Al-Maaly: We have a lot of German prose writers on our list: Nicolas Born, Ingeborg Bachmann, Christa Wolf, Günter Grass, Peter Handke, Barbara Frischmuth, Rainer Maria Rilke...
Are these all translations from the German?
Al-Maaly: Yes, we translate only from the German. We also have poets on our list, such as Paul Celan, Hans Magnus Enzensberger, Christian Morgenstern, and we publish scholarly works by Heinz Halm, Josef van Ess, Annemarie Schimmel...
All of them German Orientalists...
Al-Maaly: Yes, there's a great demand for scholarly studies of Islam, including and especially those written by German Orientalists. They have a very good reputation in the Arab world, because they weren't involved in colonialism. And then we have sociologists such as Ulrich Beck or Christa Wichterich, and philosophers such as Immanuel Kant, Jürgen Habermas and Peter Sloterdijk.
So you also commission new translations of authors - Kant and Hegel, for example - who had previously been translated into Arabic from a third language?

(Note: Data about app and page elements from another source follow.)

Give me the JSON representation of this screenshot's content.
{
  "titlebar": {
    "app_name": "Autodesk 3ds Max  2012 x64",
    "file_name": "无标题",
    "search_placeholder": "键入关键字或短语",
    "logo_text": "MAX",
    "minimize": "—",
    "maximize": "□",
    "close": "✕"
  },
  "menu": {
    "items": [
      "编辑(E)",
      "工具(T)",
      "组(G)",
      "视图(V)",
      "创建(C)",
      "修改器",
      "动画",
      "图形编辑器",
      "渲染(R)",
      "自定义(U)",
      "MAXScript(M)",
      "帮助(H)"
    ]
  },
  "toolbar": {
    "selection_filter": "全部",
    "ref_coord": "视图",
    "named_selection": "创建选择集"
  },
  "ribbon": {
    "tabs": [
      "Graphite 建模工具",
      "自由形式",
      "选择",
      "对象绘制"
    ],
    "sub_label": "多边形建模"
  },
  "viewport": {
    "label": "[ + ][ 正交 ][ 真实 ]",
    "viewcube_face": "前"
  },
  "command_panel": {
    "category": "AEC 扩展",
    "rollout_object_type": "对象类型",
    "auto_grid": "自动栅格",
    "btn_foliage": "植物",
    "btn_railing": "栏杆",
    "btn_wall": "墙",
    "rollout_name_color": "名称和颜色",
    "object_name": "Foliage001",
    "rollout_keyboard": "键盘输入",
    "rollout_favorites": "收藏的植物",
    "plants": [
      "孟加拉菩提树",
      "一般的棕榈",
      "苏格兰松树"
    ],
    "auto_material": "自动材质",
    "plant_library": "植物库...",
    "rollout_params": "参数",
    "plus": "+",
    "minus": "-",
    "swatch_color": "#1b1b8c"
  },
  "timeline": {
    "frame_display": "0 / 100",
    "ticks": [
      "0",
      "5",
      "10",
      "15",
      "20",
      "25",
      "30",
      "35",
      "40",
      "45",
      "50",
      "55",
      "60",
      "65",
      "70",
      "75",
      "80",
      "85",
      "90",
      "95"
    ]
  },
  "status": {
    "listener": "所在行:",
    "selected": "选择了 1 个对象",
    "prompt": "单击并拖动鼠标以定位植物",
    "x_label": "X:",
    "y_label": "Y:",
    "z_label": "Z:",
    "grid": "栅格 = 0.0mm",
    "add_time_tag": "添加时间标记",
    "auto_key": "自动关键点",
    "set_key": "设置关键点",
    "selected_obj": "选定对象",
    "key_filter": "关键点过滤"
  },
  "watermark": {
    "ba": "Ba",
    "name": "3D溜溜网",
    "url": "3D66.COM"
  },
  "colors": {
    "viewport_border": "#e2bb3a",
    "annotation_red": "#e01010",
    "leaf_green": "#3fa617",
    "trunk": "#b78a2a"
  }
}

Al-Maaly: Yes; up to now the German philosophers have usually been translated from the English or French. With a single exception, we have always commissioned translations from the original German. We've now started work on the complete writings of Nietzsche. The first book to appear will be "Ecce Homo", followed by "Thus Spoke Zarathustra". We plan to produce the first Arabic translation of the complete works from the original German.